RNLI lifeboats in Scotland rescued more than 1,000 people and saved 29 lives last year.
Figures released today by the charity reveal that lifeboats launched on emergency missions almost three times a day in 2013 as crews responded to a total of 996 call-outs – the first time since 2008 that they have attended fewer than 1,000 incidents in a year.
The busiest station in Scotland was Broughty Ferry, where the RNLI’s two lifeboats were called out 105 times to rescue 32 people and save five lives. Half the rescues by the Broughty Ferry crews were carried out during the hours of darkness
The second busiest station was Arbroath, with 53 shouts – one more than Oban. Queensferry was the busiest inshore lifeboat station with 49 shouts and the crew rescued 128 people.
During the year a total of 1,007 people were rescued.
Andy Clift, the RNLI’s regional operations manager for Scotland, said: “These figures illustrate the immense commitment exhibited by the RNLI’s volunteers throughout Scotland. Day after day they are available to respond to emergencies along the coastline and out to sea and, night after night, they are also available with a large proportion of shouts taking place in darkness.
“They also spend a considerable amount of time in carrying out exercises and training to ensure their skills are up to date.”
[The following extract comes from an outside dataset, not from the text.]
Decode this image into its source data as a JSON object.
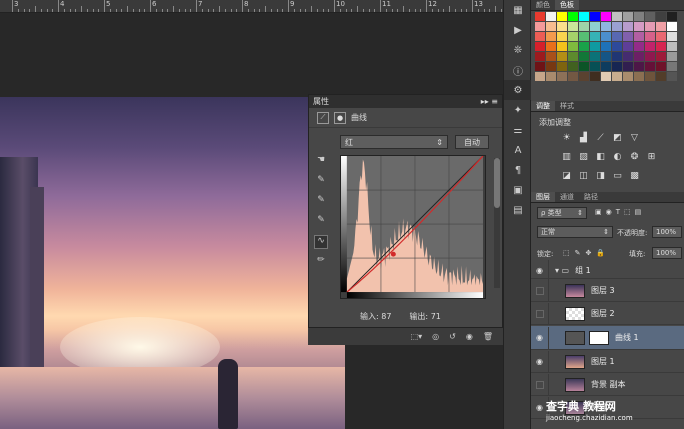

He added: “During stormy weather the RNLI urges the public to avoid areas, whether they be a harbour, pier, promenade or cliff top, where they could get swept off their feet.”
According to the statistics, RNLI volunteers at Tobermory spent 950 hours on shouts, by far the longest time recorded at any of Scotland’s 47 lifeboat stations. One of the incidents took 31 hours to complete on 14 and 15 June when a cargo ship ran aground on the east coast of Mull.
An RNLI spokesman said: “Tobermory station mechanic Jock Anderson was on board throughout the shout and afterwards he was praised by the RNLI’s operations director, George Rawlinson, for ‘his guidance on board the casualty vessel in protecting the crew of both vessels from the dangers of CO2 poisoning’.
“Another notable shout was the assistance given by crews from Aith and Lerwick when a Super Puma helicopter crashed into the North Sea close to Shetland in August.”
The RNLI in Scotland provided lifeguards for the first time during last summer at Coldingham, near Eyemouth, where lifeguards assisted members of the public on 53 occasions.
The charity’s busiest year in Scotland was 2009 with 1,121 launches, and a record number of 1055 people were rescued in 2012.
Last year RNLI crews throughout the UK launched on 8,304 occasions in total and rescued 8,384 people.